- _EXTRACTED MATERIAL_
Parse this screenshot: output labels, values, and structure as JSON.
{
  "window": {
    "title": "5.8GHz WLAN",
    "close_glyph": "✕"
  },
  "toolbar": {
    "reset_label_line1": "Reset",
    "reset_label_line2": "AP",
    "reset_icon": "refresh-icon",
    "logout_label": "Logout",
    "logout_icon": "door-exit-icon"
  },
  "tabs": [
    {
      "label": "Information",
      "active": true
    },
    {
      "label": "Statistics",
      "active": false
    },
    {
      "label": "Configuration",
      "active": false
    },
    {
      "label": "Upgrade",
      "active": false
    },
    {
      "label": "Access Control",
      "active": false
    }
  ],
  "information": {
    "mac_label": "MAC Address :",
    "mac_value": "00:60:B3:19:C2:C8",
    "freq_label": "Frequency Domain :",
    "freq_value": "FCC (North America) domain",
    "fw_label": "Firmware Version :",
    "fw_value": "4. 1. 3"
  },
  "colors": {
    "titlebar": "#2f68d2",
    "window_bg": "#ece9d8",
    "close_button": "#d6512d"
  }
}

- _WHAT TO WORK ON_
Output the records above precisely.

- _SOLUTION TO THIS TASK_
Parse this screenshot: output labels, values, and structure as JSON.
{
  "window": {
    "title": "5.8GHz WLAN",
    "close_glyph": "✕"
  },
  "toolbar": {
    "reset_label_line1": "Reset",
    "reset_label_line2": "AP",
    "reset_icon": "refresh-icon",
    "logout_label": "Logout",
    "logout_icon": "door-exit-icon"
  },
  "tabs": [
    {
      "label": "Information",
      "active": true
    },
    {
      "label": "Statistics",
      "active": false
    },
    {
      "label": "Configuration",
      "active": false
    },
    {
      "label": "Upgrade",
      "active": false
    },
    {
      "label": "Access Control",
      "active": false
    }
  ],
  "information": {
    "mac_label": "MAC Address :",
    "mac_value": "00:60:B3:19:C2:C8",
    "freq_label": "Frequency Domain :",
    "freq_value": "FCC (North America) domain",
    "fw_label": "Firmware Version :",
    "fw_value": "4. 1. 3"
  },
  "colors": {
    "titlebar": "#2f68d2",
    "window_bg": "#ece9d8",
    "close_button": "#d6512d"
  }
}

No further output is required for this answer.